January 19, 2003 issue of the Seattle Times adds more controversy and fire
to the debate on the idea of performing mass smallpox vaccinations in
response to the threat of a terrorist attack. The article starts off by
stating, "More than 800,000 people in Washington state — about one in seven
residents — could risk a severe reaction from close contact with a person
recently vaccinated against smallpox, combined estimates from health
authorities and state officials indicate.
article says that the authorities define severe reactions as ranging from a
painful, widespread rash to death. In explaining the process the article
states that the smallpox vaccine is not given as a regular shot; instead, it
is inserted into layers of the skin with repeated pricks of a small needle.
The vaccination site is then kept covered until it heals. Direct skin
contact with secretions from vaccination wounds could set off the

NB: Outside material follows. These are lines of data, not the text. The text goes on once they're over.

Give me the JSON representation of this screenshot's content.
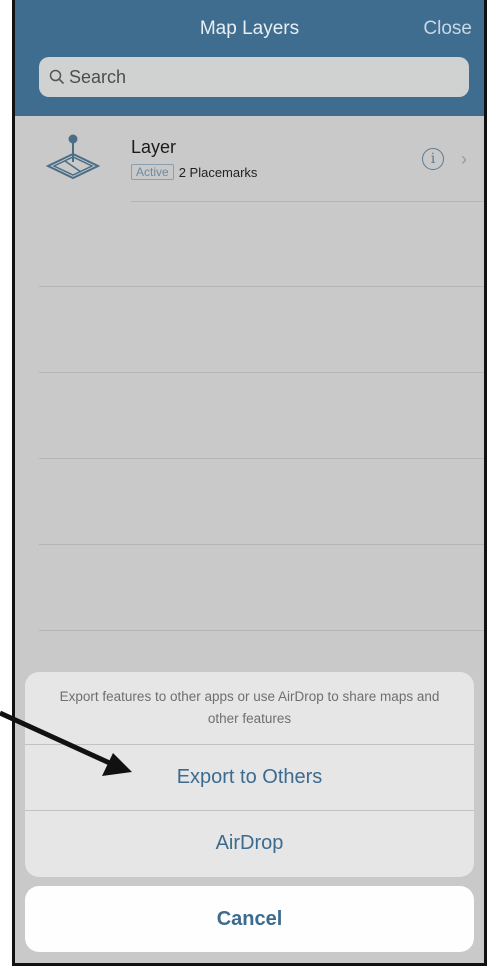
{
  "navbar": {
    "title": "Map Layers",
    "close_label": "Close"
  },
  "search": {
    "placeholder": "Search",
    "icon": "search-icon"
  },
  "layers": [
    {
      "name": "Layer",
      "status": "Active",
      "placemarks": "2 Placemarks",
      "icon": "map-layer-pin-icon"
    }
  ],
  "action_sheet": {
    "message": "Export features to other apps or use AirDrop to share maps and other features",
    "actions": [
      "Export to Others",
      "AirDrop"
    ],
    "cancel_label": "Cancel"
  },
  "colors": {
    "navbar": "#3f6d8f",
    "accent": "#3c6b8f",
    "background": "#c9c9c9"
  }
}
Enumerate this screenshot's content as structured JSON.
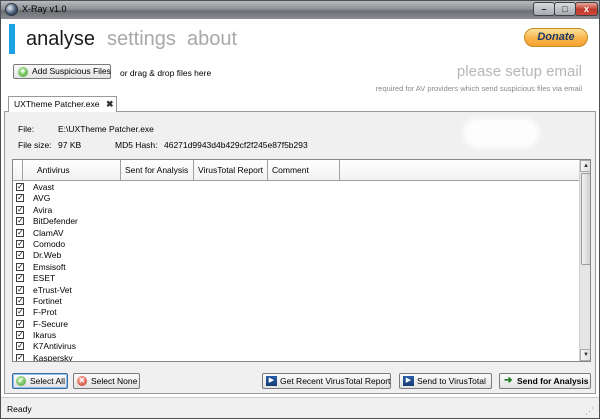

complications. These contacts include touching bedding, towels or clothing
thus spreading the secretions.
These secretions contain live vaccinia virus, a cousin of

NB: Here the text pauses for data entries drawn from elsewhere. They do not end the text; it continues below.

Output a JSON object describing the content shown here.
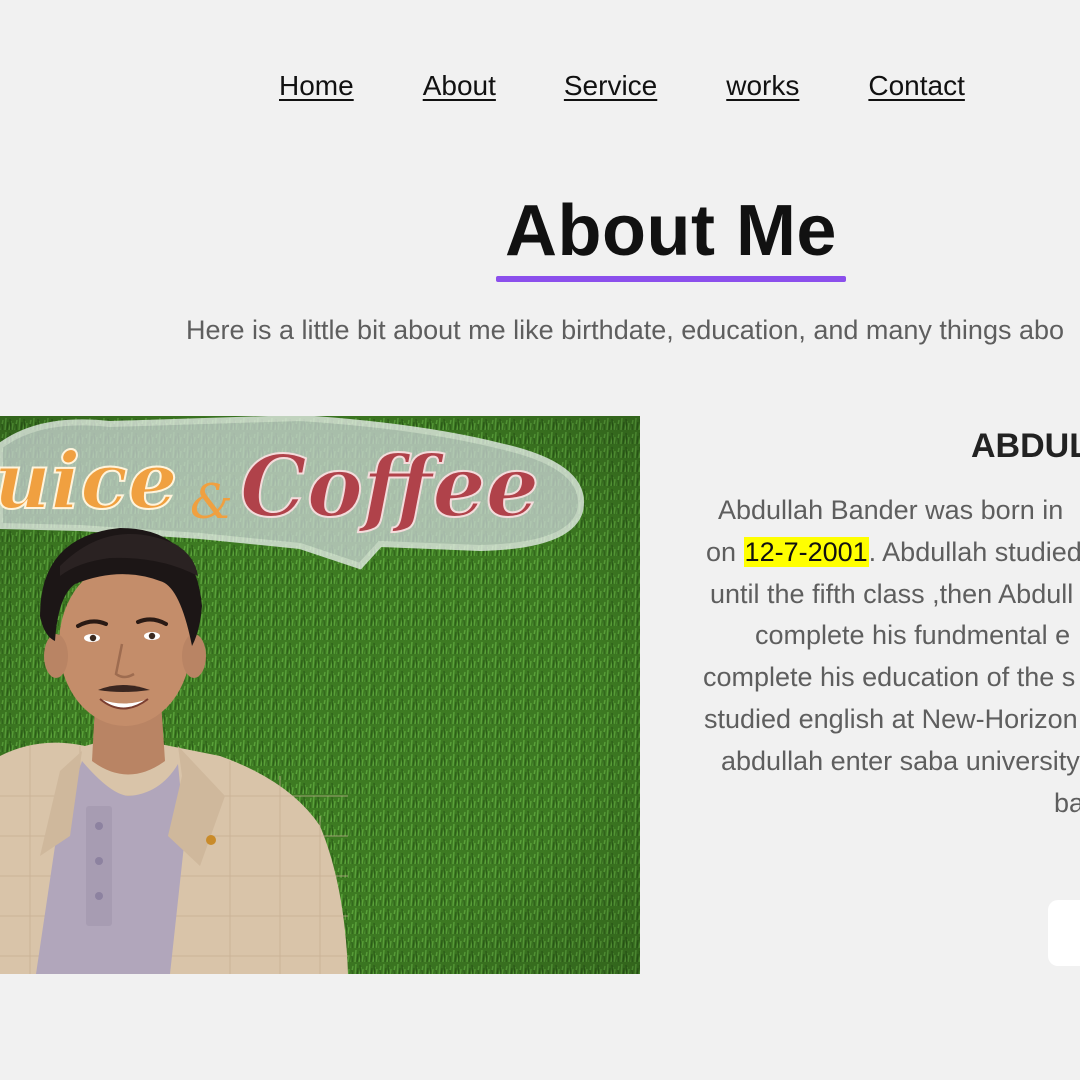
{
  "nav": {
    "items": [
      {
        "label": "Home"
      },
      {
        "label": "About"
      },
      {
        "label": "Service"
      },
      {
        "label": "works"
      },
      {
        "label": "Contact"
      }
    ]
  },
  "about": {
    "title": "About Me",
    "subtitle": "Here is a little bit about me like birthdate, education, and many things abo",
    "name": "ABDUL",
    "bio": {
      "line1": "Abdullah Bander was born in",
      "line2_prefix": "on ",
      "birthdate": "12-7-2001",
      "line2_suffix": ". Abdullah studied",
      "line3": "until the fifth class ,then Abdull",
      "line4": "complete his fundmental e",
      "line5": "complete his education of the s",
      "line6": "studied english at New-Horizon",
      "line7": "abdullah enter saba university",
      "line8": "ba"
    }
  },
  "photo": {
    "sign_text_left": "uice",
    "sign_text_amp": "&",
    "sign_text_right": "Coffee"
  },
  "colors": {
    "background": "#f1f1f1",
    "accent": "#8b4fec",
    "highlight": "#ffff00",
    "muted_text": "#5e5e5e"
  }
}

the smallpox virus which supposedly tricks healthy immune systems into
building a smallpox defense. The vaccinia virus is the active component of
the smallpox vaccine. These vaccination sites are contagious for about three
weeks, until the scab falls off. The problem is then that those who are
vulnerable can contract severe "vaccinia," which is caused by this virus.
Additionally, secretions that touch healthy people could cause a rash that,
if it gets into the eye, could cause permanent damage.
Judith Billings, chair of the Washington State Governor's
Advisory Council on HIV/AIDS says, "We do not want to discourage people from
getting health care because they are scared (of vaccinated healthcare
workers) But we want them to know there are risks and that they should
take the appropriate actions."
The article stated that there are groups of people who would
be more at risk from contact with people who have been vaccinated. These
groups include anyone who has had eczema or atopic dermatitis, or anyone who
has had one of many other types of skin disorders. Additionally at risk are
pregnant women, infants under age 1, people with HIV, cancer patients,
patients who have had organ transplants, and the elderly.